I agree with this criticism, and I suppose it exposes an implicit
(mis)understanding that the main text is primary, and so when the main
text breaks over a page, that's different from when something else does.
That's wrong because, among other things, there isn't necessarily going to
be a single main text. The alternative suggestion of using a <pb> every
time a textual constituent crosses a page boundary sounds more wholesome,
with, where appropriate, an attribute registration of the type textual
constituent that is hosting the break.
On 2/15/14, 7:16 AM, "Peter Boot" <[log in to unmask]> wrote:
>> Say your text has a body with several pages, some formework which
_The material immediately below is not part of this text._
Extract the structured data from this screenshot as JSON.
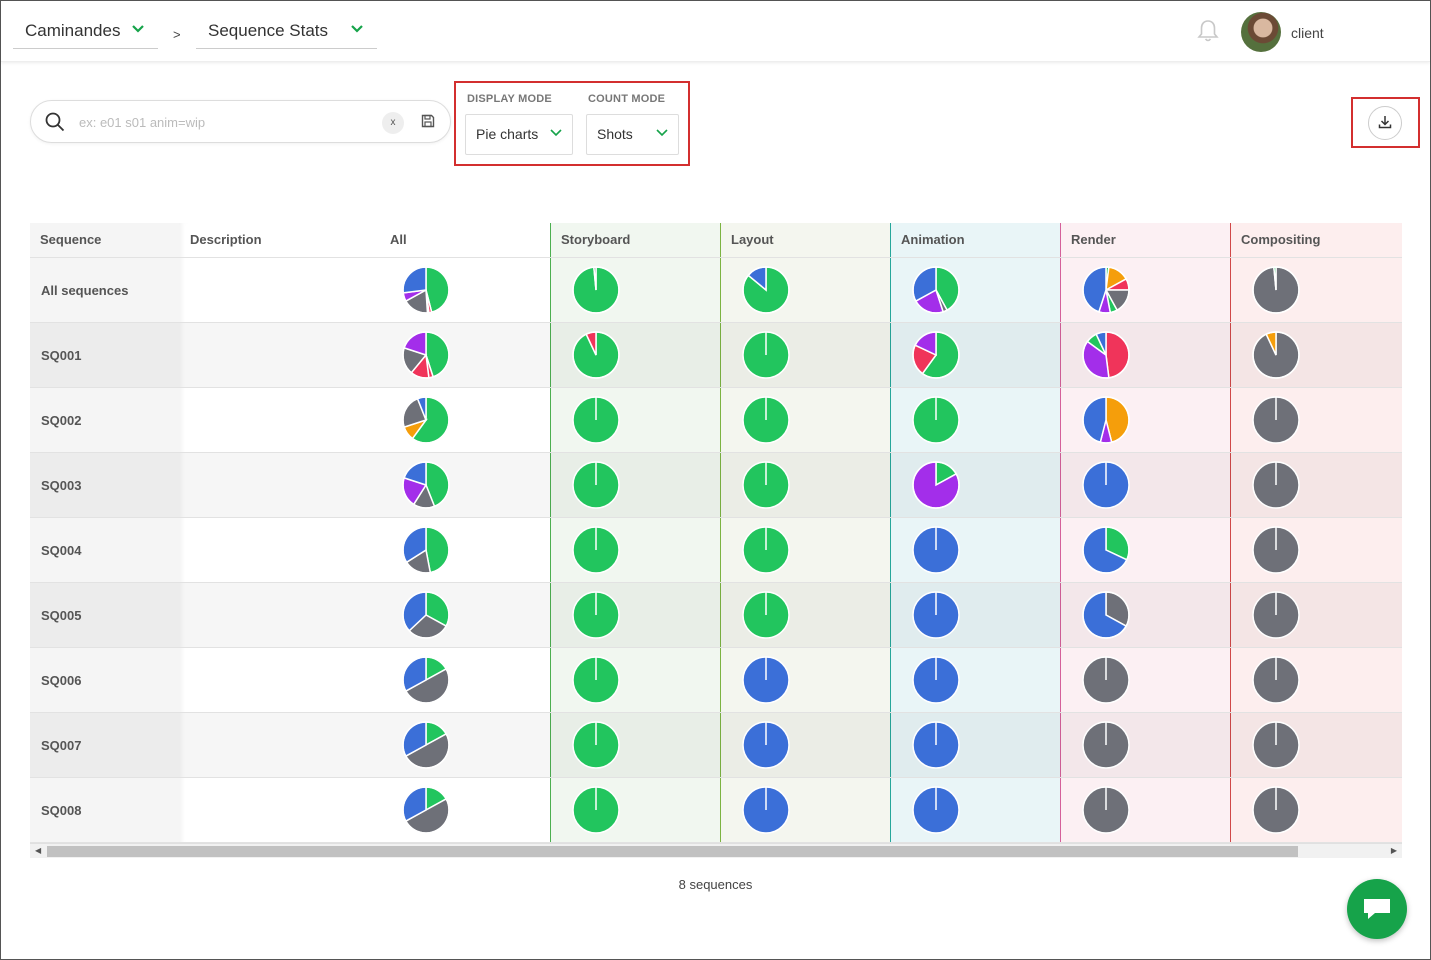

>> over facing pages, and - to boot - a footnote which starts on one page
>> ends on another. How many <pb/> would you use?
>One pb at each place any textual constituent continues on a new page,
>whether that is the main text, a note, formework, an inset, or whatever.
>> Sounds like a job for (currently nonexistent) <nb> ("note break").
>A note can continue on a new page, but also in a new column, or even in a
>new gathering. We don't call a pagebreak in a chapter a chapter break. So
>why call it a notebreak in a note?